* _ACTIVITY_: In the answer, each entry below appears exactly as given, and no picture appears at all.

* _DATA SUPPLIED_:
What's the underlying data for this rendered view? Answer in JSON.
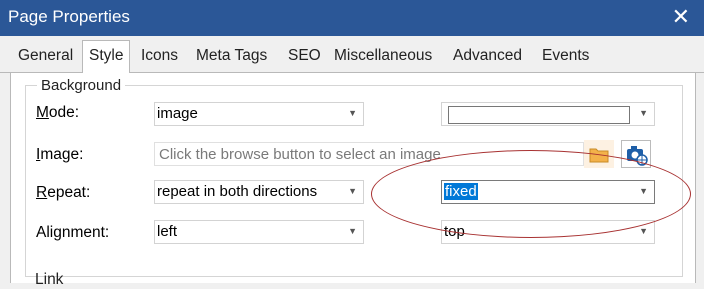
{
  "window": {
    "title": "Page Properties",
    "close_glyph": "✕"
  },
  "tabs": [
    {
      "label": "General"
    },
    {
      "label": "Style"
    },
    {
      "label": "Icons"
    },
    {
      "label": "Meta Tags"
    },
    {
      "label": "SEO"
    },
    {
      "label": "Miscellaneous"
    },
    {
      "label": "Advanced"
    },
    {
      "label": "Events"
    }
  ],
  "active_tab": "Style",
  "background": {
    "legend": "Background",
    "mode": {
      "label_first": "M",
      "label_rest": "ode:",
      "value": "image"
    },
    "color": {
      "value": ""
    },
    "image": {
      "label_first": "I",
      "label_rest": "mage:",
      "placeholder": "Click the browse button to select an image"
    },
    "repeat": {
      "label_first": "R",
      "label_rest": "epeat:",
      "value": "repeat in both directions",
      "attachment_value": "fixed"
    },
    "alignment": {
      "label": "Alignment:",
      "horizontal": "left",
      "vertical": "top"
    }
  },
  "next_group_label": "Link",
  "icons": {
    "browse": "folder-icon",
    "web_image": "camera-globe-icon",
    "dropdown": "chevron-down-icon"
  },
  "colors": {
    "titlebar": "#2b5797",
    "highlight": "#0078d7",
    "annotation": "#a83232"
  }
}
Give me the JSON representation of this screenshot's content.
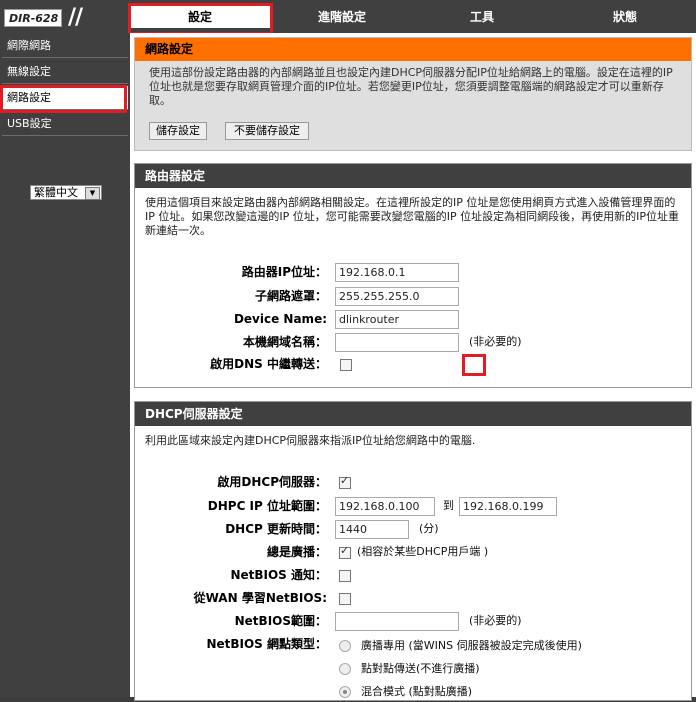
{
  "header": {
    "model": "DIR-628",
    "tabs": [
      {
        "label": "設定"
      },
      {
        "label": "進階設定"
      },
      {
        "label": "工具"
      },
      {
        "label": "狀態"
      }
    ]
  },
  "sidebar": {
    "items": [
      {
        "label": "網際網路"
      },
      {
        "label": "無線設定"
      },
      {
        "label": "網路設定"
      },
      {
        "label": "USB設定"
      }
    ],
    "language": "繁體中文"
  },
  "network_settings": {
    "title": "網路設定",
    "description": "使用這部份設定路由器的內部網路並且也設定內建DHCP伺服器分配IP位址給網路上的電腦。設定在這裡的IP位址也就是您要存取網頁管理介面的IP位址。若您變更IP位址，您須要調整電腦端的網路設定才可以重新存取。",
    "save_label": "儲存設定",
    "dont_save_label": "不要儲存設定"
  },
  "router_settings": {
    "title": "路由器設定",
    "description": "使用這個項目來設定路由器內部網路相關設定。在這裡所設定的IP 位址是您使用網頁方式進入設備管理界面的IP 位址。如果您改變這邊的IP 位址，您可能需要改變您電腦的IP 位址設定為相同網段後，再使用新的IP位址重新連結一次。",
    "ip_label": "路由器IP位址：",
    "ip_value": "192.168.0.1",
    "mask_label": "子網路遮罩：",
    "mask_value": "255.255.255.0",
    "device_label": "Device Name:",
    "device_value": "dlinkrouter",
    "domain_label": "本機網域名稱：",
    "domain_value": "",
    "optional": "(非必要的)",
    "dns_relay_label": "啟用DNS 中繼轉送：",
    "dns_relay_checked": false
  },
  "dhcp_settings": {
    "title": "DHCP伺服器設定",
    "description": "利用此區域來設定內建DHCP伺服器來指派IP位址給您網路中的電腦.",
    "enable_label": "啟用DHCP伺服器：",
    "enable_checked": true,
    "range_label": "DHPC IP 位址範圍：",
    "range_start": "192.168.0.100",
    "range_to": "到",
    "range_end": "192.168.0.199",
    "lease_label": "DHCP 更新時間：",
    "lease_value": "1440",
    "lease_unit": "(分)",
    "broadcast_label": "總是廣播：",
    "broadcast_checked": true,
    "broadcast_note": "(相容於某些DHCP用戶端 )",
    "netbios_announce_label": "NetBIOS 通知：",
    "netbios_announce_checked": false,
    "netbios_wan_label": "從WAN 學習NetBIOS:",
    "netbios_wan_checked": false,
    "netbios_scope_label": "NetBIOS範圍：",
    "netbios_scope_value": "",
    "netbios_scope_optional": "(非必要的)",
    "node_type_label": "NetBIOS 網點類型：",
    "node_options": [
      {
        "label": "廣播專用 (當WINS 伺服器被設定完成後使用)",
        "selected": false
      },
      {
        "label": "點對點傳送(不進行廣播)",
        "selected": false
      },
      {
        "label": "混合模式 (點對點廣播)",
        "selected": true
      }
    ]
  },
  "colors": {
    "accent_orange": "#ff6f00",
    "highlight_red": "#e31b23",
    "dark_bar": "#404040"
  }
}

* _EXERCISE OUTPUT_:
What's the underlying data for this rendered view? Answer in JSON.
{
  "window": {
    "title": "Page Properties",
    "close_glyph": "✕"
  },
  "tabs": [
    {
      "label": "General"
    },
    {
      "label": "Style"
    },
    {
      "label": "Icons"
    },
    {
      "label": "Meta Tags"
    },
    {
      "label": "SEO"
    },
    {
      "label": "Miscellaneous"
    },
    {
      "label": "Advanced"
    },
    {
      "label": "Events"
    }
  ],
  "active_tab": "Style",
  "background": {
    "legend": "Background",
    "mode": {
      "label_first": "M",
      "label_rest": "ode:",
      "value": "image"
    },
    "color": {
      "value": ""
    },
    "image": {
      "label_first": "I",
      "label_rest": "mage:",
      "placeholder": "Click the browse button to select an image"
    },
    "repeat": {
      "label_first": "R",
      "label_rest": "epeat:",
      "value": "repeat in both directions",
      "attachment_value": "fixed"
    },
    "alignment": {
      "label": "Alignment:",
      "horizontal": "left",
      "vertical": "top"
    }
  },
  "next_group_label": "Link",
  "icons": {
    "browse": "folder-icon",
    "web_image": "camera-globe-icon",
    "dropdown": "chevron-down-icon"
  },
  "colors": {
    "titlebar": "#2b5797",
    "highlight": "#0078d7",
    "annotation": "#a83232"
  }
}
Give me the JSON representation of this screenshot's content.
{
  "header": {
    "model": "DIR-628",
    "tabs": [
      {
        "label": "設定"
      },
      {
        "label": "進階設定"
      },
      {
        "label": "工具"
      },
      {
        "label": "狀態"
      }
    ]
  },
  "sidebar": {
    "items": [
      {
        "label": "網際網路"
      },
      {
        "label": "無線設定"
      },
      {
        "label": "網路設定"
      },
      {
        "label": "USB設定"
      }
    ],
    "language": "繁體中文"
  },
  "network_settings": {
    "title": "網路設定",
    "description": "使用這部份設定路由器的內部網路並且也設定內建DHCP伺服器分配IP位址給網路上的電腦。設定在這裡的IP位址也就是您要存取網頁管理介面的IP位址。若您變更IP位址，您須要調整電腦端的網路設定才可以重新存取。",
    "save_label": "儲存設定",
    "dont_save_label": "不要儲存設定"
  },
  "router_settings": {
    "title": "路由器設定",
    "description": "使用這個項目來設定路由器內部網路相關設定。在這裡所設定的IP 位址是您使用網頁方式進入設備管理界面的IP 位址。如果您改變這邊的IP 位址，您可能需要改變您電腦的IP 位址設定為相同網段後，再使用新的IP位址重新連結一次。",
    "ip_label": "路由器IP位址：",
    "ip_value": "192.168.0.1",
    "mask_label": "子網路遮罩：",
    "mask_value": "255.255.255.0",
    "device_label": "Device Name:",
    "device_value": "dlinkrouter",
    "domain_label": "本機網域名稱：",
    "domain_value": "",
    "optional": "(非必要的)",
    "dns_relay_label": "啟用DNS 中繼轉送：",
    "dns_relay_checked": false
  },
  "dhcp_settings": {
    "title": "DHCP伺服器設定",
    "description": "利用此區域來設定內建DHCP伺服器來指派IP位址給您網路中的電腦.",
    "enable_label": "啟用DHCP伺服器：",
    "enable_checked": true,
    "range_label": "DHPC IP 位址範圍：",
    "range_start": "192.168.0.100",
    "range_to": "到",
    "range_end": "192.168.0.199",
    "lease_label": "DHCP 更新時間：",
    "lease_value": "1440",
    "lease_unit": "(分)",
    "broadcast_label": "總是廣播：",
    "broadcast_checked": true,
    "broadcast_note": "(相容於某些DHCP用戶端 )",
    "netbios_announce_label": "NetBIOS 通知：",
    "netbios_announce_checked": false,
    "netbios_wan_label": "從WAN 學習NetBIOS:",
    "netbios_wan_checked": false,
    "netbios_scope_label": "NetBIOS範圍：",
    "netbios_scope_value": "",
    "netbios_scope_optional": "(非必要的)",
    "node_type_label": "NetBIOS 網點類型：",
    "node_options": [
      {
        "label": "廣播專用 (當WINS 伺服器被設定完成後使用)",
        "selected": false
      },
      {
        "label": "點對點傳送(不進行廣播)",
        "selected": false
      },
      {
        "label": "混合模式 (點對點廣播)",
        "selected": true
      }
    ]
  },
  "colors": {
    "accent_orange": "#ff6f00",
    "highlight_red": "#e31b23",
    "dark_bar": "#404040"
  }
}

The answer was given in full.